Authored By: Christopher Pearsall, RI Divorce Attorney
a.k.a. The Rhode Island Divorce Coach℠
In a Rhode Island divorce proceeding the filing spouse is often concerned about the relief that is requested in the divorce complaint itself.
This is particularly true if the spouse filing for divorce in Rhode Island wants to keep things amicable and is concerned about their husband or wife becoming upset or even fanatical when they receive a divorce complaint that requests something that the other spouse believes is outrageous or unreasonable under the circumstances.
In a divorce complaint many attorneys will prepare a complaint for divorce that requests virtually every form of relief that the filing party might want from the court. Thus, an attorney may prepare a divorce complaint for filing in the Providence County Family Court that asks for alimony, placement of the minor children, child support and resumption of maiden name. This may be true even if the attorney has been told by the client that he or she does not want alimony or to resume her maiden name.
These provisions are often included by the attorney as a precautionary measure to ensure that the client does not waive that relief if something changes and he or she changes their mind after the complaint for divorce is filed. In truth, it is a good practice when dealing with a client who is undecided or who seems to hesitate about any particular form of relief.
I personally don't disagree with the idea of including every possible form of relief in the request for relief regarding a client so as to make certain that the client has not waived any relief he or she may want after the complaint has been filed. However, it's best to strike a balance here and discuss the matter with the client. If the client expressed identifiable uncertainty to the attorney about the specific type of relief requested, it is better as a practitioner to request it in the complaint and ask the client for permission to include the provisions he or she expressly stated were not desired. If the client is opposed to requesting, for example "alimony" in their divorce complaint because he or she is afraid that the other spouse will take action to retaliate, then it is a better practice to listen to the client and exclude that provision it the divorce lawyer determines that it would be a marginal alimony case and simply make sure that you include for the client a sentence in the relief requested area of the divorce complaint that you also request "and any and all relief that this court deems fair and just."

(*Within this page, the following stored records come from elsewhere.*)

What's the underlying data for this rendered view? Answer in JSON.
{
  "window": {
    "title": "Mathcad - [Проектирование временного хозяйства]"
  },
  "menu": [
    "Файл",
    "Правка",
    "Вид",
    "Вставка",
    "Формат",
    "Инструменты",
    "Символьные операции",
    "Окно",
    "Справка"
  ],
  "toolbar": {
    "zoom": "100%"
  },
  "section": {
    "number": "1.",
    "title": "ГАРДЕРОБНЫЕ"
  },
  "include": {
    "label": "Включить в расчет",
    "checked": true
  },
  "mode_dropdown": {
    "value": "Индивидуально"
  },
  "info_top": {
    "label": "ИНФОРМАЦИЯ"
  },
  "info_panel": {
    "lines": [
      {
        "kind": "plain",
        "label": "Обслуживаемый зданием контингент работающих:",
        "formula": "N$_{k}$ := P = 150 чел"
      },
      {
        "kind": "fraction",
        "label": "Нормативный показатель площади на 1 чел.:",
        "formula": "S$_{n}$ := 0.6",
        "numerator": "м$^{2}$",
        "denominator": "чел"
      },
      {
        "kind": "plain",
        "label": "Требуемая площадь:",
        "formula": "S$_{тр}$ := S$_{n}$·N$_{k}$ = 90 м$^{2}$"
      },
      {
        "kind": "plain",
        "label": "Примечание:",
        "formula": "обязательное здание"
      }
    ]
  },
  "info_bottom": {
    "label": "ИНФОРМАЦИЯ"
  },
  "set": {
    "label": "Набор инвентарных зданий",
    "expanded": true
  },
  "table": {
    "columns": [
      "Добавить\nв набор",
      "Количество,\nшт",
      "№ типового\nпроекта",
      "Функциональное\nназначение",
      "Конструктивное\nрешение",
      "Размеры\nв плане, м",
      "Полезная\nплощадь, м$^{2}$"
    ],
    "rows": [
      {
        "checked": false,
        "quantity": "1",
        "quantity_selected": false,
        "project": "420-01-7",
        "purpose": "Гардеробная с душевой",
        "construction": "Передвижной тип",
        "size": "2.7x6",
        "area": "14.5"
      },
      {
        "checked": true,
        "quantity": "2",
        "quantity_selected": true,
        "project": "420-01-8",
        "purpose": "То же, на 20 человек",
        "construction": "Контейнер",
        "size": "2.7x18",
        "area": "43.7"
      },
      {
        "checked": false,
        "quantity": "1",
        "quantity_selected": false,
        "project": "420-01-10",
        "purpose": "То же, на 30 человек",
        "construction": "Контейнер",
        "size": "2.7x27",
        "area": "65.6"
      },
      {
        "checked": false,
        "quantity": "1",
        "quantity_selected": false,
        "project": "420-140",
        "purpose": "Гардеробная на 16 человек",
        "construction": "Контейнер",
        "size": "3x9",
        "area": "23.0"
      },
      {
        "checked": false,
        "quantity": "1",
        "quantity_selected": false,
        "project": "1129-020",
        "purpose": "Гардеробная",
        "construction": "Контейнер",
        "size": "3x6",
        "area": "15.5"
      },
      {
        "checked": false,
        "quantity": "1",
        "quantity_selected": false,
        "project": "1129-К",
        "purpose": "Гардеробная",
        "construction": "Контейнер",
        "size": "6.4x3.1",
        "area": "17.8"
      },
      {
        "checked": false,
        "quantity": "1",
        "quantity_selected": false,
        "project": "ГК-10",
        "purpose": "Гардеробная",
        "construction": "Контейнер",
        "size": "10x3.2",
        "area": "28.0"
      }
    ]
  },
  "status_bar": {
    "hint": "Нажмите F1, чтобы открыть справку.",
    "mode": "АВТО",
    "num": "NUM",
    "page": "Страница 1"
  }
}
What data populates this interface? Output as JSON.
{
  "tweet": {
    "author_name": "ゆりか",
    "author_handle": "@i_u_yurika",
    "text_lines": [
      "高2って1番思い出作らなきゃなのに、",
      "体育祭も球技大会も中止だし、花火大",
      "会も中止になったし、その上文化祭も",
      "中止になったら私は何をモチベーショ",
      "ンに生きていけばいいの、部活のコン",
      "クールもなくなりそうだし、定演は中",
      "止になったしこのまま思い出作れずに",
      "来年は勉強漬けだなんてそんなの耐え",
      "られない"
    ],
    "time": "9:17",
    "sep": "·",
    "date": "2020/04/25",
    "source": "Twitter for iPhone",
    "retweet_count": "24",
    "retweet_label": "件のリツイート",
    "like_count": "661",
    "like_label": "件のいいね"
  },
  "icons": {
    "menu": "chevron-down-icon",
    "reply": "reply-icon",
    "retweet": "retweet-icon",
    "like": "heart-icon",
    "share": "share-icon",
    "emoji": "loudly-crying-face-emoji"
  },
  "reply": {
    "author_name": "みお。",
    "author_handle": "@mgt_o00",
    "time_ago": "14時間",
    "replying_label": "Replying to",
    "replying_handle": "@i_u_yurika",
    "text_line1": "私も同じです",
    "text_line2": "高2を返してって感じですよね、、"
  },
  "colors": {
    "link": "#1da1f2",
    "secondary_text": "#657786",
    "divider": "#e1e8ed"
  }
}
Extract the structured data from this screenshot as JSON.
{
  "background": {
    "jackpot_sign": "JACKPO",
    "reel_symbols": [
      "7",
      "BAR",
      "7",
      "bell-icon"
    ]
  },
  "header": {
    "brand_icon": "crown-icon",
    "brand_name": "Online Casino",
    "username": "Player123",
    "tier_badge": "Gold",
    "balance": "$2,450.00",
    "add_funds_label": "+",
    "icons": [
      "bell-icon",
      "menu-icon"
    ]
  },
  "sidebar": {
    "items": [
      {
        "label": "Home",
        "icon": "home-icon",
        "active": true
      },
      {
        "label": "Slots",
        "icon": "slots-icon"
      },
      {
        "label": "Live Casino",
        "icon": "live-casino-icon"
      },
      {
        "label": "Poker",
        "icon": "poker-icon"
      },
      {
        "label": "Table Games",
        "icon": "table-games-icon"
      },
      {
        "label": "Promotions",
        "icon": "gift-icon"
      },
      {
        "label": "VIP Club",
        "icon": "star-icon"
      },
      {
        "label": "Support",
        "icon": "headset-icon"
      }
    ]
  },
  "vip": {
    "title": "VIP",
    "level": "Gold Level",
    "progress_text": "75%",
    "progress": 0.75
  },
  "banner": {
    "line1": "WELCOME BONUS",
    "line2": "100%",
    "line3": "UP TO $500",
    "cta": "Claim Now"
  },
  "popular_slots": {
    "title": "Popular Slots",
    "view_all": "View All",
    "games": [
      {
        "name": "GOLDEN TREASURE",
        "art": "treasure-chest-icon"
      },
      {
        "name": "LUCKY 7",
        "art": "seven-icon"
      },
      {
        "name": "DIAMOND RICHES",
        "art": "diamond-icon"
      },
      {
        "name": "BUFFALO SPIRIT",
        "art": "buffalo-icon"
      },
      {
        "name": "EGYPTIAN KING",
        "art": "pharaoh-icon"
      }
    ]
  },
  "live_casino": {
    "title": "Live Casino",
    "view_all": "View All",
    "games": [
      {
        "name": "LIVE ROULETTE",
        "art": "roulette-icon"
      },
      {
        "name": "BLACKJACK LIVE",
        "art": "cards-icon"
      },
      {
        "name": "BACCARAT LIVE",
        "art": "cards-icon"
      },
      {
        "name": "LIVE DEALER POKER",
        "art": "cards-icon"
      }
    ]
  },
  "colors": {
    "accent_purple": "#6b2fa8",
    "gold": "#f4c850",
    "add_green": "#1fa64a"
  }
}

You as the client should be aware that in practice things may be a bit different than a strict application of the law. When the little clause just mentioned above is included in the complaint, then Rhode Island family court judges will generally allow an amendment of the complaint to include the requested relief later in the proceeding if there is a justifiable basis for doing so.
Ultimately, you are the client and you are in charge. If you don't want particular language in your Rhode Island divorce complaint then it is up to you to tell your Rhode Island divorce attorney that you want the language removed. You may do this even if your attorney advises you that the language should remain for your protection. This does not mean that your attorney must agree with you, nor does it mean that your attorney must continue to represent you if he or she thinks you are making a grave mistake.
On the rare occasion an attorney may even refuse to proceed as your counsel if you want to exclude certain language that your divorce lawyer finds is crucial to your case. Though this may be merely a precaution against any potential malpractice claim against the attorney later, it should be taken as a strong indication that if your attorney is willing to go this far to ensure that the language is included, that you, as the client, should probably defer to your attorney's advice.
In the end, a good attorney will advise you of the various considerations involved but ultimately defer to your wishes on the vast majority of issues even if he or she finds them to be contrary to your best interests.
It is good for the lawyer and client to reach an understanding on all family law issues in order to strike a balance between your personal and non-legal concerns as the client and the advice of an experienced and licensed legal practitioner.
When in doubt, it is always best for you as the client to make the extra effort necessary to retain a lawyer with a dedicated family law practice who practices regularly (weekly if possible) before the Rhode Island Family Courts.
You are the client. It's your life. A good divorce lawyer who cares about your case will discuss all related matters with you and work with you on them to do what is best for you regarding your legal and non-legal concerns. Once again, it is your life. Don't settle for anything less than what you want and what you determine is in your best interests.